[[ MATERIAL FOR THIS TASK open ]]

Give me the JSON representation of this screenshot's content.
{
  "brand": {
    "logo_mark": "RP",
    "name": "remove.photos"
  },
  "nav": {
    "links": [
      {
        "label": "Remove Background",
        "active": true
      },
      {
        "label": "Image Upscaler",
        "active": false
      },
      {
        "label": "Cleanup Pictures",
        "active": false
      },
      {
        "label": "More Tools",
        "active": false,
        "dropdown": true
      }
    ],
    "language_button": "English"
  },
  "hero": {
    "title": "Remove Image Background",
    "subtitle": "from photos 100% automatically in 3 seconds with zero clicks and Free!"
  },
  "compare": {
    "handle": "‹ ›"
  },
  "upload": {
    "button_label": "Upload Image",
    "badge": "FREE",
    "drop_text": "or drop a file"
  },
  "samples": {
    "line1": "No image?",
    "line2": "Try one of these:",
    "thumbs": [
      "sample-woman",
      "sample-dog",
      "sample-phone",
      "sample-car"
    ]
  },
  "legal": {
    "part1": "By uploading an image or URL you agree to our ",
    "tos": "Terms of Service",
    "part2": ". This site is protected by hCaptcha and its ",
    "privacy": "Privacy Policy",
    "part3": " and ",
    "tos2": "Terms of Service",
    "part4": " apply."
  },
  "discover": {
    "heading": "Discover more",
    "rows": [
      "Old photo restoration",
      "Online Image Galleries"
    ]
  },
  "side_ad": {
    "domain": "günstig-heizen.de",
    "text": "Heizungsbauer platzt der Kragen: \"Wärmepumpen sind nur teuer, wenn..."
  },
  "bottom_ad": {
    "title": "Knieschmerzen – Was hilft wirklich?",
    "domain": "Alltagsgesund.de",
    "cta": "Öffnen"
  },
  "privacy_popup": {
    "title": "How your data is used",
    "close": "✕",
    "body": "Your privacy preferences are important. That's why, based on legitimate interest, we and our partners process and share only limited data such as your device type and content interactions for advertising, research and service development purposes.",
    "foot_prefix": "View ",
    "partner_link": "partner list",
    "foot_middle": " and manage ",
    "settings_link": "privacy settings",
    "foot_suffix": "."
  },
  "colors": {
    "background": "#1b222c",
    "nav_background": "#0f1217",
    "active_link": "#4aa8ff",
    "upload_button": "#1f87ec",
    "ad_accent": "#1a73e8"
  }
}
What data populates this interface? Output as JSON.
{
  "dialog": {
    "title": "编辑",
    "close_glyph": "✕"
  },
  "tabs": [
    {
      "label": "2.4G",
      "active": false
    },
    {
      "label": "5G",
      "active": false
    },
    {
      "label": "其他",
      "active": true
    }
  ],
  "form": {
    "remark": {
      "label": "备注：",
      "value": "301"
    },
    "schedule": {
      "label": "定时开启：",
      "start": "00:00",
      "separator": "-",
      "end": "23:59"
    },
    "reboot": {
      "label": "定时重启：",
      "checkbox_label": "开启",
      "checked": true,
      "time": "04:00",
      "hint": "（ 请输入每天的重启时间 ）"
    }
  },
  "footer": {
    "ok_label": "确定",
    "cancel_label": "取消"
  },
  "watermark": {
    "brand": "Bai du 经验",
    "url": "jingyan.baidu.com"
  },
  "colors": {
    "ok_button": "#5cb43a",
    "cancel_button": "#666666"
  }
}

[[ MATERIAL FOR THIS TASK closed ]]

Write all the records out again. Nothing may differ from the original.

TASK RESPONSE =
Give me the JSON representation of this screenshot's content.
{
  "brand": {
    "logo_mark": "RP",
    "name": "remove.photos"
  },
  "nav": {
    "links": [
      {
        "label": "Remove Background",
        "active": true
      },
      {
        "label": "Image Upscaler",
        "active": false
      },
      {
        "label": "Cleanup Pictures",
        "active": false
      },
      {
        "label": "More Tools",
        "active": false,
        "dropdown": true
      }
    ],
    "language_button": "English"
  },
  "hero": {
    "title": "Remove Image Background",
    "subtitle": "from photos 100% automatically in 3 seconds with zero clicks and Free!"
  },
  "compare": {
    "handle": "‹ ›"
  },
  "upload": {
    "button_label": "Upload Image",
    "badge": "FREE",
    "drop_text": "or drop a file"
  },
  "samples": {
    "line1": "No image?",
    "line2": "Try one of these:",
    "thumbs": [
      "sample-woman",
      "sample-dog",
      "sample-phone",
      "sample-car"
    ]
  },
  "legal": {
    "part1": "By uploading an image or URL you agree to our ",
    "tos": "Terms of Service",
    "part2": ". This site is protected by hCaptcha and its ",
    "privacy": "Privacy Policy",
    "part3": " and ",
    "tos2": "Terms of Service",
    "part4": " apply."
  },
  "discover": {
    "heading": "Discover more",
    "rows": [
      "Old photo restoration",
      "Online Image Galleries"
    ]
  },
  "side_ad": {
    "domain": "günstig-heizen.de",
    "text": "Heizungsbauer platzt der Kragen: \"Wärmepumpen sind nur teuer, wenn..."
  },
  "bottom_ad": {
    "title": "Knieschmerzen – Was hilft wirklich?",
    "domain": "Alltagsgesund.de",
    "cta": "Öffnen"
  },
  "privacy_popup": {
    "title": "How your data is used",
    "close": "✕",
    "body": "Your privacy preferences are important. That's why, based on legitimate interest, we and our partners process and share only limited data such as your device type and content interactions for advertising, research and service development purposes.",
    "foot_prefix": "View ",
    "partner_link": "partner list",
    "foot_middle": " and manage ",
    "settings_link": "privacy settings",
    "foot_suffix": "."
  },
  "colors": {
    "background": "#1b222c",
    "nav_background": "#0f1217",
    "active_link": "#4aa8ff",
    "upload_button": "#1f87ec",
    "ad_accent": "#1a73e8"
  }
}
What data populates this interface? Output as JSON.
{
  "dialog": {
    "title": "编辑",
    "close_glyph": "✕"
  },
  "tabs": [
    {
      "label": "2.4G",
      "active": false
    },
    {
      "label": "5G",
      "active": false
    },
    {
      "label": "其他",
      "active": true
    }
  ],
  "form": {
    "remark": {
      "label": "备注：",
      "value": "301"
    },
    "schedule": {
      "label": "定时开启：",
      "start": "00:00",
      "separator": "-",
      "end": "23:59"
    },
    "reboot": {
      "label": "定时重启：",
      "checkbox_label": "开启",
      "checked": true,
      "time": "04:00",
      "hint": "（ 请输入每天的重启时间 ）"
    }
  },
  "footer": {
    "ok_label": "确定",
    "cancel_label": "取消"
  },
  "watermark": {
    "brand": "Bai du 经验",
    "url": "jingyan.baidu.com"
  },
  "colors": {
    "ok_button": "#5cb43a",
    "cancel_button": "#666666"
  }
}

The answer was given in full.